How does experimentation differentiate between different countries, and how important is it to liaise with experimentation teams in USA and Europe?
A Webtrends Optimize guest blog
Having been in the industry for 20+ years, operating globally, we’ve seen countries both adopt experimentation, and progress with maturity at different levels.
There are of course exceptions – every country has very technically advanced companies. For example, we recently spoke to an internally-operating business based out of Malaysia with amongst the most advanced aspirations we’ve seen from any company we’ve spoken to.
Nevertheless, we often see that as countries first adopt experimentation as a practice, and then as they ramp-up in the advanced aspects of the discipline, most people follow a similar journey.
Similarly, we see this within given markets across both companies who are fairly new to experimentation and those who’ve been doing it for a long time.
Culture is related to the jobs market
At Webtrends Optimize, we’ve found that the desire to be risk-taking or bold, and the proficiency with which new technologies are adopted seem to go hand in hand with the jobs market.
In the MENA region, experimentation is still fairly young, and as such we’ve found businesses struggling comparatively more to make decisions, move quickly and be bold in proposed changes.
This was no different to the UK market 10 years ago, where convincing customers to step beyond testing headlines and button colours was a real challenge – although thankfully we’ve come a long way since then.
What we’re seeing more of right now in the UK for job roles and hires in experimentation is:
- More people are asking for senior/lead level roles
- More people are building entire teams for experimentation
- More hires come with 3-5 years of experience in CRO, Analytics or UX
Naturally, if you start to hire a lot of people who have seen the small, tactical tests yield very small results, they’re less likely to want to have that journey with you. Instead, they’ll be stronger advocates for running more advanced tests, based on thorough research, and looking for substantial change/improvement.
We saw this first in the UK, then a couple of years later in Europe, and a couple of years later in AU/NZ.
International collaboration aids testing velocity
Teams who run sophisticated programmes based on solid research know that running experiments at scale requires people and time. From research to design, prototyping, technical feasibility, build, QA and analysis – everything takes time.
The biggest advantage of co-operation with experimentation teams, when everyone is experienced, is shared insights and shared work.
Developers have been doing this right for many years – they don’t write code that someone else has already struggled with and put together – they take an open-source library and just apply it to their situation.
Within the same company, international collaboration facilitates the same level of velocity.
Apply their research to your market
The beauty of a shared brand
When working with different markets for the same brand, we find that usually:
- The website is on the same codebase
- The branding is the same everywhere

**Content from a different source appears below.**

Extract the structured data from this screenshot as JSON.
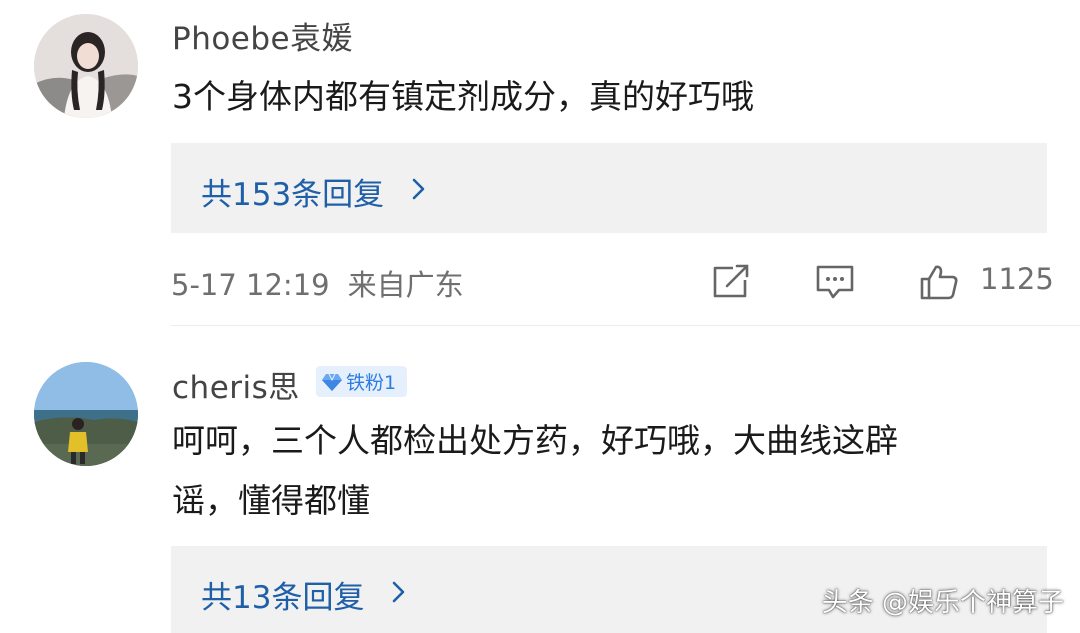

Let’s say the UK team has been experimenting with a new items-list area on the Basket page. This has already been designed, is on-brand, and has been coded to work with the same codebase that everyone else uses.
There may be some things that need to change, but from our experience it’s usually micro-copy, not layout. This could be a 30-minute change, where the initial build took 2 weeks.
If the UK team offers this to other markets (US, Europe), you’ve just saved them an incredible amount of effort, failure, QA bugs and gotchas, etc.
A 30-minute conversation or a month to do it yourself?
What would you prefer? A 30-minute conversation where each person does a run-through of what they’ve tested and what they found that was interesting, or a month in a silo doing this all yourself?
These things require structure, and quite often this is the reason why international teams don’t collaborate as often or as well as they can, but modern tooling makes this easier.
If you can pick up tools designed to document what you’re doing and what you’ve found, and if everyone does this, you should be able to all use everyone’s work to accelerate your own advancement.
It’s by no means easy – we’ve seen large enterprises with multiple teams and experimentation embedded into their product tribes, who don’t communicate with each other and don’t share findings, let alone people who are geographically distant.
Modern tooling though – Slack/Teams/Zoom, or async-working in JIRA etc., should all help make this possible.
The power of “we”
Consider the advantage of international collaboration from both angles and accommodating for differences in experience across countries.
If you’re the most experienced person in the group, you get more hands doing research, design and development that in all likelihood you can repurpose. The throughput is typically the struggle on the upper-end, and so that’s a great benefit.
If you then have less-experienced teams in, for example, the US, they get to accelerate their own knowledge, practices, and growth potential by learning from you.
Imagine in your early years, having someone drop a good system for documenting your findings, strong practices with Github, guidance on why Webtrends Optimize is the best platform in the world, and what you should be looking for when you hire new people.
The same experience that took you 5 years to acquire, shared with you over a few months from someone you can trust to guide you.
This level of co-operation is truly invaluable.
Sandeep Shah – Director of Product at Webtrends Optimize
Where to learn more about Webtrends Optimize: https://www.webtrends-optimize.com/about-us/
Telephone: (+44) 333 444 5502